Page Industries, the Indian manufacturer and retailer of innerwear, loungewear and socks, which is also an exclusive licensee of Jockey International in India, has close to 90 per cent women working at its shop floor. Speaking to HRKatha, Ravi Kumar, chief people officer, Page Industries, confirms that the Company has around 89 per cent of women working at the shop floor and across its warehouses in India.
Of the Company’s total workforce of around 28,000, about 3,000 are corporate employees and the remaining 25,000 are working at the factories and warehouses.
As per Kumar, at the shop floor where all the cutting and sowing happens, the number of women is fairly more than men but at the warehouses, the number of women and men are almost equal.
When we think of factories and the shop floor environment, we can only imagine men lifting and working heavy machineries. Though some industries are still facing challenges when it comes to increasing the number of women at the factories, there are certain businesses, which naturally attract women talent at the shop floor. Such is the business of Page Industries.
Kumar tells HRKatha that at the shop floor, the skills required pertain to cutting of cloth, sewing, inspection of the quality and packing. Being naturally gifted with the required skills, Kumar admits that women are usually more inclined towards and adept at these tasks, and much better at these than men.
In fact, it may not be just about skills because Page Industries has a well-defined process to train new joinees at the factories. For months, they are trained in the nuances of cutting, stitching, quality checking and packing.
Another major reason why Page Industries has more women at the shop floor is because most of the Company’s factories are located in the rural parts of India and generate employment for the local women. “Generally, the men in the rural areas tend to move out to look for jobs in the cities. Women, on the other hand, do not wish to migrate too far from their homes in search of work, and that is where we fit the bill,” points out Kumar.
For the shop floor, the Company picks talent via aptitude tests and emphasises on gauging what motivated the individual to join the brand. “It is not much of a challenge to attract women talent at the shop floor as they are aware of the Jockey brand. However, nowadays, women have multiple options to join shared services centres or call centres as they are educated and can speak English and regional languages as well,” says Kumar.
“Generally, the men in the rural areas tend to move out to look for jobs in the cities. Women, on the other hand, do not wish to migrate too far from their homes in search of work, and that is where we fit the bill”
Ravi Kumar, chief people officer, Page Industries
Kumar shares that at Page Industries, the HR people working at the shop floor go out to the villages to attract talent. “I call them my field force at Page Industries,” quips Kumar.

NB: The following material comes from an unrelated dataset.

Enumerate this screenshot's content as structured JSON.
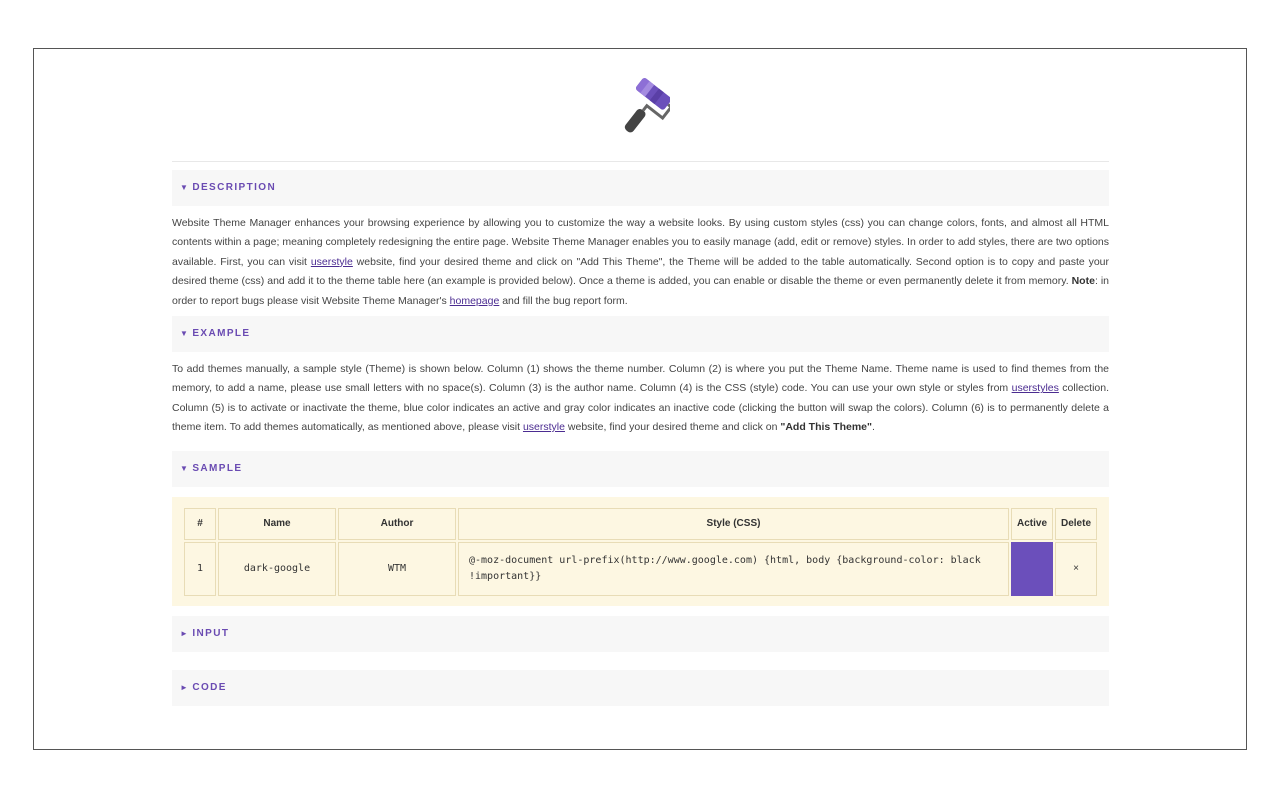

When it comes to creating an environment for the women to flourish, the Company provides a pickup and drop service to employees who live far away from the factories, especially the ones who work in shifts. There is focus on keeping the women employees healthy by providing nutritious snacks and lunch. “Women have the tendency to skip their meals as they put their family first and are preoccupied with caring for them. Therefore, such initiatives support our women and help fill that gap,” shares Kumar.

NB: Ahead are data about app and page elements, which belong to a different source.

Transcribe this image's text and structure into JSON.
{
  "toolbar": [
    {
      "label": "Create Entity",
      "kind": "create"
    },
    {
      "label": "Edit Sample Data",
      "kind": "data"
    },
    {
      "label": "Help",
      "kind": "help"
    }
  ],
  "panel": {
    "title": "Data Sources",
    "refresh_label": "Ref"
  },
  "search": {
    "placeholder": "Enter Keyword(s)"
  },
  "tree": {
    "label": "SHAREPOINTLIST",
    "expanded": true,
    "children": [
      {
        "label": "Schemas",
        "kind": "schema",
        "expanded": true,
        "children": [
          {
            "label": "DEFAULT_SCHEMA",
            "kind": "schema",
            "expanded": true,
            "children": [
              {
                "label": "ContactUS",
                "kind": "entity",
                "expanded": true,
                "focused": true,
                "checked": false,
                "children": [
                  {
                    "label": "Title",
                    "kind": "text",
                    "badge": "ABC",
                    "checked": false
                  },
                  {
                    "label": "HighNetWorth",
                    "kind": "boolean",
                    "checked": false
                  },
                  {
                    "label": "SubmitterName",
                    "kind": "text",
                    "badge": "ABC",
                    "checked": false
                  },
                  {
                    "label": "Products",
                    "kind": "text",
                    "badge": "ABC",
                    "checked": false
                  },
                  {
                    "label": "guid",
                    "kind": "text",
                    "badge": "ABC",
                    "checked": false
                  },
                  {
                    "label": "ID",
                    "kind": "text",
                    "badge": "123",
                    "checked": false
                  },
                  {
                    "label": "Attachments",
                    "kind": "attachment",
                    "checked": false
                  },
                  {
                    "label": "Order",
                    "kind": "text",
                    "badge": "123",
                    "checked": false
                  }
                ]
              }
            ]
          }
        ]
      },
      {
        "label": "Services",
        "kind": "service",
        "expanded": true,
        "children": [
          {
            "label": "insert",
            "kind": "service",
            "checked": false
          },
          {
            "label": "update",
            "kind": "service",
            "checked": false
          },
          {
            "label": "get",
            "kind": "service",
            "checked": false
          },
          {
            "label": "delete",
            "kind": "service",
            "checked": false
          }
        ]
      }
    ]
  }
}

In-house doctors and nurses are available for the pregnant employees.
Since the mix of both genders is important, Kumar shares that representation of both the genders is balanced in corporate roles. “When it comes to fashion products, sometimes men may have better ideas that will suit women and vice versa,” tells Kumar.
In addition to gender diversity, the Company is also focusing on attracting talent from different industries, which means hiring people with diverse experiences. “My appointment as the chief people officer is one example. Our COO and the head of manufacturing were picked from outside the retail industry,” confirms Kumar.
Hiring people from outside the industry helps drive innovation and such people also challenge the existing processes which can bring more efficiency.
“Our leadership team carries an open-minded approach. We have a culture where every voice is heard and given a patient ear,” concludes Kumar.